WASHINGTON — The American Bankers Association Center for Agricultural and Rural Banking today announced a new annual award to honor agricultural professionals who have made significant contributions to the advancement of agricultural lending. The Blanchfield Award, named in honor of its first recipient, will be presented to John M. Blanchfield at the ABA National Agricultural Bankers Conference on Oct. 28 in Kansas City, Mo.
“John has dedicated his career to making the ag banking industry better for bankers and their customers,” said Steve Apodaca, senior vice president, ABA’s Center for Agricultural and Rural Banking. “From providing a national forum for ag bankers to collaborate to consensus building on issues critical to the industry, we believe he deserves recognition at the national level.”
For 25 years, Blanchfield was senior vice president of ABA’s Center for Agricultural and Rural Banking where he was responsible for developing ag banking policy, lobbying on behalf of the industry, and managing the National Ag Bankers Conference and a national committee of bankers. In addition, he spoke at conferences across the country providing industry updates and outlooks. Currently, Blanchfield owns an independent consultancy called Agricultural Banking Advisory Services that helps banks and their customers understand the intersection of federal ag banking policy and the ag economy.
“I am deeply honored and humbled that ag bankers wanted to do this for me,” said Blanchfield. “It’s incredible to have the opportunity to leave a legacy like this. Having a national award named after you is very humbling.”

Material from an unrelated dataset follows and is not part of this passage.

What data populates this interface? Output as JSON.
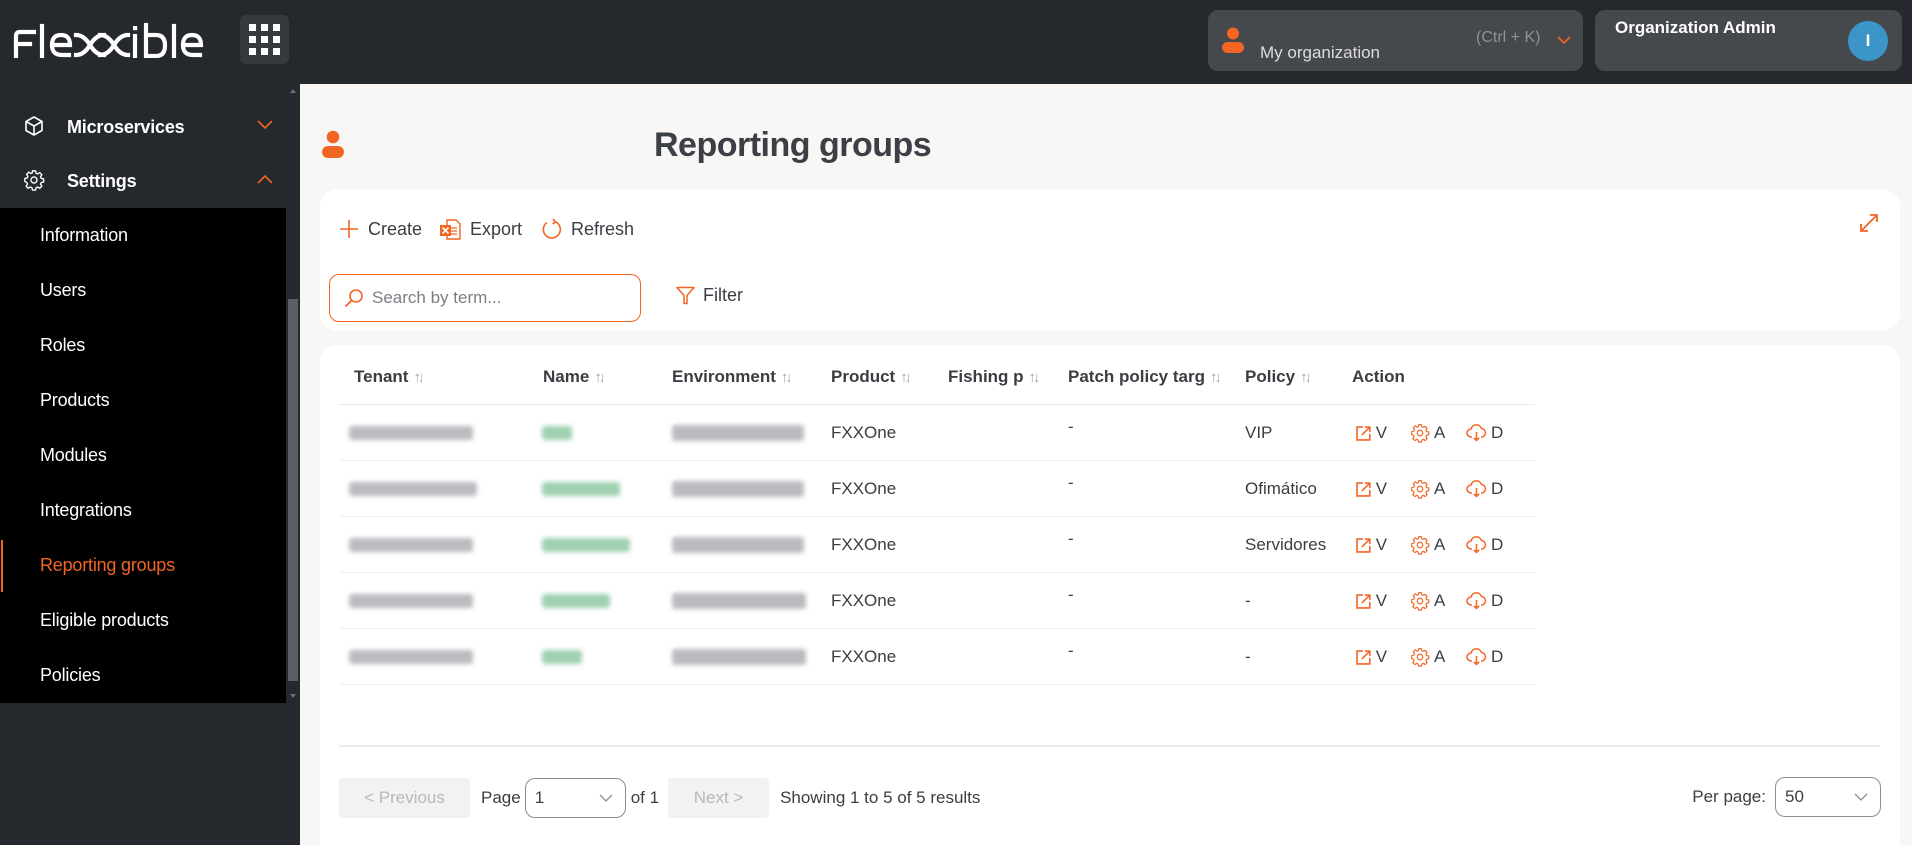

The award was established by ABA and its Agricultural and Rural Bankers Committee to honor John Blanchfield and others like him who are not bankers. Like the association’s Bruning Award, given to a banker each year for his or her contributions to ag banking, the Blanchfield award will be presented at the ABA National Agricultural Bankers Conference.
“We recognized that there are others who aren’t bankers who are providing significant contributions to the industry and we wanted a way to honor them,” said Apodaca.
Blanchfield began his career in 1978 with USDA’s Farmers Home Administration in Utica, New York. “If I knew on January 3rd, 1978 as I pulled away from the federal building in Syracuse in my Gremlin that this is where I’d end up, I would have been a lot more excited,” said Blanchfield.